>>

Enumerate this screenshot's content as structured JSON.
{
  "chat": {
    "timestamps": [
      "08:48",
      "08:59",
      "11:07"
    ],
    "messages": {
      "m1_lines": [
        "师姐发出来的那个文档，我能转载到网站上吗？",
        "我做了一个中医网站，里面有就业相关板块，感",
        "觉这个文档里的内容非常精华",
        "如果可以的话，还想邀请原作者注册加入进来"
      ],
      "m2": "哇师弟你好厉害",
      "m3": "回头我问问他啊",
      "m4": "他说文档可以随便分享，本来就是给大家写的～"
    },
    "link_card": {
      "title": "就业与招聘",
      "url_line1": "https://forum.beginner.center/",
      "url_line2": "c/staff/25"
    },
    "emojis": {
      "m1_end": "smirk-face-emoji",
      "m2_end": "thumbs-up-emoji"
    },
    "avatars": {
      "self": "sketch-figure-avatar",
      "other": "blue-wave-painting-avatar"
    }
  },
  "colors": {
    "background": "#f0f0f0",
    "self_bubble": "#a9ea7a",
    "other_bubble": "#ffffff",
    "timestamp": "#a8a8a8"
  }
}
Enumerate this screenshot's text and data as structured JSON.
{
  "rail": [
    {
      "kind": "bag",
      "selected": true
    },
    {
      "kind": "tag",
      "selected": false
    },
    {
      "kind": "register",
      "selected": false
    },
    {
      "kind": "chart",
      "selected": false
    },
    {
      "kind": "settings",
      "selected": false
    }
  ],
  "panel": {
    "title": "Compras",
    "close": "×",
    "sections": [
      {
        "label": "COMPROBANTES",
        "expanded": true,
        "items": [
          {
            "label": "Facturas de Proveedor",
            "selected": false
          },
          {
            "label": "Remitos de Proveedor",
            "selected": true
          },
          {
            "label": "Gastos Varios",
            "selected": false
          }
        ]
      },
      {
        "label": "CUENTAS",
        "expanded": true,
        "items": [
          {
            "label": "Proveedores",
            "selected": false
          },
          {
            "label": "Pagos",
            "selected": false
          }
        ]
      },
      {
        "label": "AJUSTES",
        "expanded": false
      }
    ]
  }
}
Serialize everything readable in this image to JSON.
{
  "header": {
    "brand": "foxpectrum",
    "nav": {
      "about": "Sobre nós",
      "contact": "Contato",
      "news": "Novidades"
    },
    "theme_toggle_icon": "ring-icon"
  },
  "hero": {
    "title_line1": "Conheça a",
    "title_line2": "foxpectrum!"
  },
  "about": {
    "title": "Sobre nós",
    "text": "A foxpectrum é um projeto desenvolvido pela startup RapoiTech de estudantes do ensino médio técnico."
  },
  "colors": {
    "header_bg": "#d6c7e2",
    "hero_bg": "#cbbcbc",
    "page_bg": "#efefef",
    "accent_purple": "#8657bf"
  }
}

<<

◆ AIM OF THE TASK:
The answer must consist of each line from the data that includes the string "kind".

◆ WORKED SOLUTION:
      "kind": "bag",
      "kind": "tag",
      "kind": "register",
      "kind": "chart",
      "kind": "settings",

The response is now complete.